The Charles Vernon “C.V.” Theis Groundwater Observatory (formerly the Great Miami Ground-water Observatory) was envisioned and propelled to fruition by UC Emeriti faculty member David Nash, of A&S. Nash led the creation of project descriptions and diagrams; engaged in nearly every presentation pitched to prospective donors; developed and proposed the C.V. Theis naming request; and personally oversaw on-site construction, ensuring that the operation and every detail stayed to true to the Observatory’s vision and mission.

Nash describes, “The Observatory serves three main purposes: 1) Foster sound stewardship and conservation education efforts to promote the understanding of the essential importance vulnerability of our regional groundwater resources; 2) Promote research on the movement of water and contaminants between the surface water and groundwater systems; and 3) Provide real-time data on groundwater flow and quality to regional Public Water Systems.”

The Observatory’s namesake, Charles Vernon “C.V.” Theis, is one of the most distinguished figures in the history of groundwater hydrology research. Theis developed the “Theis Method,” a globally recognized, widely used procedure for determining the fundamental properties of groundwater aquifers. A product of both the UC College of Engineering and Applied Science (MS Civil Engineering ’22) and the McMicken College of Arts & Sciences (PhD Geology ’29), “Theis befittingly symbolizes the benefits of synergistic cooperation among various disciplines.”

The Duke Energy Foundation and the Miami Conservatory District each generously donated $140K and $60K, respectively, to fund the C.V. Groundwater Observatory.

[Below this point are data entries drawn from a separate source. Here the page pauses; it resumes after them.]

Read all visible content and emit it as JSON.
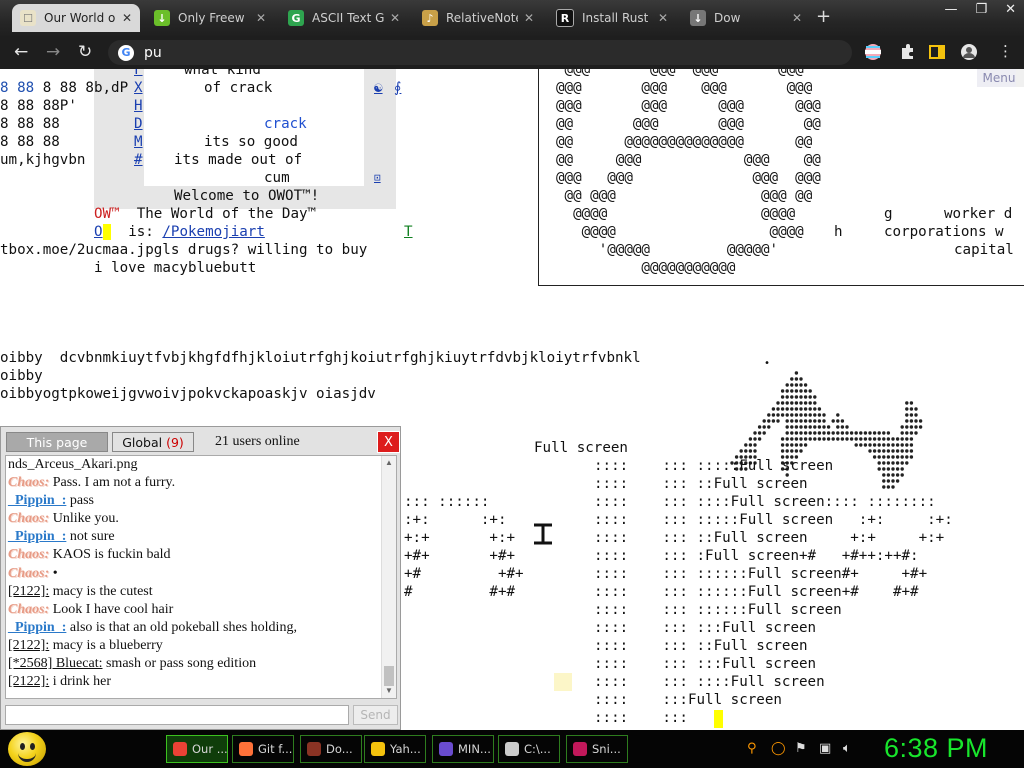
{
  "browser": {
    "tabs": [
      {
        "title": "Our World o",
        "active": true
      },
      {
        "title": "Only Freew",
        "active": false
      },
      {
        "title": "ASCII Text G",
        "active": false
      },
      {
        "title": "RelativeNote",
        "active": false
      },
      {
        "title": "Install Rust",
        "active": false
      },
      {
        "title": "Dow",
        "active": false
      }
    ],
    "address": "pu",
    "new_tab": "+",
    "window_buttons": [
      "—",
      "❐",
      "✕"
    ]
  },
  "page": {
    "menu_label": "Menu",
    "left_lines": [
      "8 88 8b,dP",
      "8 88 88P'",
      "8 88 88",
      "8 88 88",
      "um,kjhgvbn"
    ],
    "center_box_lines": [
      "what kind",
      "of crack",
      "",
      "crack",
      "its so good",
      "its made out of",
      "cum"
    ],
    "col_left_letters": [
      "F",
      "X",
      "H",
      "D",
      "M",
      "#"
    ],
    "col_right_glyphs": [
      "☯",
      "∮"
    ],
    "welcome": "Welcome to OWOT™!",
    "wotd_prefix": "OW™",
    "wotd_title": "The World of the Day™",
    "wotd_is": "is:",
    "wotd_link": "/Pokemojiart",
    "wotd_t": "T",
    "wotd_o": "O",
    "url_line": "tbox.moe/2ucmaa.jpgls drugs? willing to buy",
    "macy_line": "i love macybluebutt",
    "right_art": [
      " @@@       @@@  @@@       @@@",
      "@@@       @@@    @@@       @@@",
      "@@@       @@@      @@@      @@@",
      "@@       @@@       @@@       @@",
      "@@      @@@@@@@@@@@@@@      @@",
      "@@     @@@            @@@    @@",
      "@@@   @@@              @@@  @@@",
      " @@ @@@                 @@@ @@",
      "  @@@@                  @@@@",
      "   @@@@                  @@@@",
      "     '@@@@@         @@@@@'",
      "          @@@@@@@@@@@"
    ],
    "right_words": {
      "g": "g",
      "worker": "worker d",
      "h": "h",
      "corporations": "corporations w",
      "capital": "capital"
    },
    "bibby_lines": [
      "oibby  dcvbnmkiuytfvbjkhgfdfhjkloiutrfghjkoiutrfghjkiuytrfdvbjkloiytrfvbnkl",
      "oibby",
      "oibbyogtpkoweijgvwoivjpokvckapoaskjv oiasjdv"
    ],
    "full_screen_title": "Full screen",
    "full_screen_rows": [
      "::::    ::: :::::Full screen",
      "::::    ::: ::Full screen",
      "::::    ::: ::::Full screen:::: ::::::::",
      "::::    ::: :::::Full screen   :+:     :+:",
      "::::    ::: ::Full screen     +:+     +:+",
      "::::    ::: :Full screen+#   +#++:++#:",
      "::::    ::: ::::::Full screen#+     +#+",
      "::::    ::: ::::::Full screen+#    #+#",
      "::::    ::: ::::::Full screen",
      "::::    ::: :::Full screen",
      "::::    ::: ::Full screen",
      "::::    ::: :::Full screen",
      "::::    ::: ::::Full screen",
      "::::    :::Full screen",
      "::::    :::"
    ],
    "left_art": [
      "::: ::::::",
      ":+:      :+:",
      "+:+       +:+",
      "+#+       +#+",
      "+#         +#+",
      "#         #+#"
    ]
  },
  "chat": {
    "tab_this_page": "This page",
    "tab_global": "Global",
    "global_count": "(9)",
    "users_online": "21 users online",
    "close": "X",
    "messages": [
      {
        "name": "",
        "type": "none",
        "text": "nds_Arceus_Akari.png"
      },
      {
        "name": "Chaos:",
        "type": "chaos",
        "text": "Pass. I am not a furry."
      },
      {
        "name": "_Pippin_:",
        "type": "pippin",
        "text": "pass"
      },
      {
        "name": "Chaos:",
        "type": "chaos",
        "text": "Unlike you."
      },
      {
        "name": "_Pippin_:",
        "type": "pippin",
        "text": "not sure"
      },
      {
        "name": "Chaos:",
        "type": "chaos",
        "text": "KAOS is fuckin bald"
      },
      {
        "name": "Chaos:",
        "type": "chaos",
        "text": "•"
      },
      {
        "name": "[2122]:",
        "type": "num",
        "text": "macy is the cutest"
      },
      {
        "name": "Chaos:",
        "type": "chaos",
        "text": "Look I have cool hair"
      },
      {
        "name": "_Pippin_:",
        "type": "pippin",
        "text": "also is that an old pokeball shes holding,"
      },
      {
        "name": "[2122]:",
        "type": "num",
        "text": "macy is a blueberry"
      },
      {
        "name": "[*2568] Bluecat:",
        "type": "num",
        "text": "smash or pass song edition"
      },
      {
        "name": "[2122]:",
        "type": "num",
        "text": "i drink her"
      }
    ],
    "input_value": "",
    "send_label": "Send"
  },
  "taskbar": {
    "tasks": [
      {
        "label": "Our ...",
        "color": "#e94235",
        "active": true
      },
      {
        "label": "Git f...",
        "color": "#ff7139",
        "active": false
      },
      {
        "label": "Do...",
        "color": "#8a3324",
        "active": false
      },
      {
        "label": "Yah...",
        "color": "#f4c20d",
        "active": false
      },
      {
        "label": "MIN...",
        "color": "#6a4ccf",
        "active": false
      },
      {
        "label": "C:\\...",
        "color": "#cccccc",
        "active": false
      },
      {
        "label": "Sni...",
        "color": "#c2185b",
        "active": false
      }
    ],
    "clock": "6:38 PM",
    "colors": {
      "clock": "#18e62c",
      "task_border": "#3cc21f"
    }
  }
}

The Great Parks of Hamilton County donated the land on which the observatory is located to support the researchers’ efforts. The Observatory also received generous support from project donors including the UC Office of the Provost, UC Office of Research, UC Office of Planning + Design + Construction, Terracon Consultants, Inc., THP Limited Inc., The Kleingers Group, Scherzinger Drilling Co., and All-Rite Ready Mix.